arangod --server.endpoint tcp://0.0.0.0:5001 --agency.my-address tcp://192.168.1.1:5001 --server.authentication false --agency.activate true --agency.size 3 --agency.supervision true --database.directory agency

On 192.168.1.2:

arangod --server.endpoint tcp://0.0.0.0:5001 --agency.my-address tcp://192.168.1.2:5001 --server.authentication false --agency.activate true --agency.size 3 --agency.supervision true --database.directory agency

On 192.168.1.3:

arangod --server.endpoint tcp://0.0.0.0:5001 --agency.my-address tcp://192.168.1.3:5001 --server.authentication false --agency.activate true --agency.size 3 --agency.endpoint tcp://192.168.1.1:5001 --agency.endpoint tcp://192.168.1.2:5001 --agency.endpoint tcp://192.168.1.3:5001 --agency.supervision true --database.directory agency

On 192.168.1.1:

arangod --server.authentication=false --server.endpoint tcp://0.0.0.0:8529 --cluster.my-address tcp://192.168.1.1:8529 --cluster.my-local-info db1 --cluster.my-role PRIMARY --cluster.agency-endpoint tcp://192.168.1.1:5001 --cluster.agency-endpoint tcp://192.168.1.2:5001 --cluster.agency-endpoint tcp://192.168.1.3:5001 --database.directory primary1 &

On 192.168.1.2:

arangod --server.authentication=false --server.endpoint tcp://0.0.0.0:8530 --cluster.my-address tcp://192.168.1.2:8530 --cluster.my-local-info db2 --cluster.my-role PRIMARY --cluster.agency-endpoint tcp://192.168.1.1:5001 --cluster.agency-endpoint tcp://192.168.1.2:5001 --cluster.agency-endpoint tcp://192.168.1.3:5001 --database.directory primary2 &

On 192.168.1.3:

arangod --server.authentication=false --server.endpoint tcp://0.0.0.0:8531 --cluster.my-address tcp://192.168.1.3:8531 --cluster.my-local-info coord1 --cluster.my-role COORDINATOR --cluster.agency-endpoint tcp://192.168.1.1:5001 --cluster.agency-endpoint tcp://192.168.1.2:5001 --cluster.agency-endpoint tcp://192.168.1.3:5001 --database.directory coordinator &

Obviously, it would no longer be necessary to use different port numbers on different servers. We have chosen to keep all port numbers in comparison to the local setup to minimize the necessary changes.

If you want to setup secondaries, the following commands will do the job:

On 192.168.1.2:

curl -f -X PUT --data '{"primary": "DBServer001", "oldSecondary": "none", "newSecondary": "Secondary001"}' -H "Content-Type: application/json" http://192.168.1.3:8531/_admin/cluster/replaceSecondary && arangod --server.authentication=false --server.endpoint tcp://0.0.0.0:8629 --cluster.my-id Secondary001 --cluster.my-address tcp://192.168.1.2:8629 --cluster.agency-endpoint tcp://192.168.1.1:5001 --cluster.agency-endpoint tcp://192.168.1.2:5001 --cluster.agency-endpoint tcp://192.168.1.3:5001 --database.directory secondary1 &

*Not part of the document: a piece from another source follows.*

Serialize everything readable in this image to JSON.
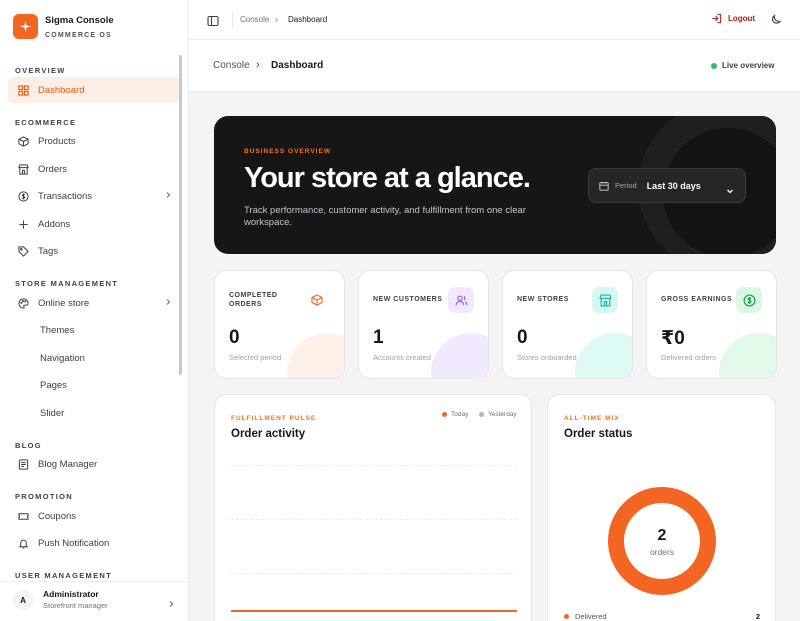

On 192.168.1.1:

curl -f -X PUT --data '{"primary": "DBServer002", "oldSecondary": "none", "newSecondary": "Secondary002"}' -H "Content-Type: application/json" http://localhost:8531/_admin/cluster/replaceSecondary && arangod --server.authentication=false --server.endpoint tcp://0.0.0.0:8630 --cluster.my-id Secondary002 --cluster.my-address tcp://192.168.1.1:8630 --cluster.agency-endpoint tcp://192.168.1.1:5001 --cluster.agency-endpoint tcp://192.168.1.2:5001 --cluster.agency-endpoint tcp://192.168.1.3:5001 --database.directory secondary2 &

Note that we have started the Secondary002 on the same machine as DBServer001 and Secondary001 on the same machine as DBServer002 to avoid that a complete pair is lost when a machine fails. Furthermore, note that ArangoDB does not yet perform automatic failover to the secondary, if a primary fails. This only works in the Apache Mesos setting. For synchronous replication, automatic failover always works and you do not need to setup secondaries for this.

After having swallowed these longish commands, we hope that you appreciate the simplicity of the setup with Apache Mesos and DC/OS.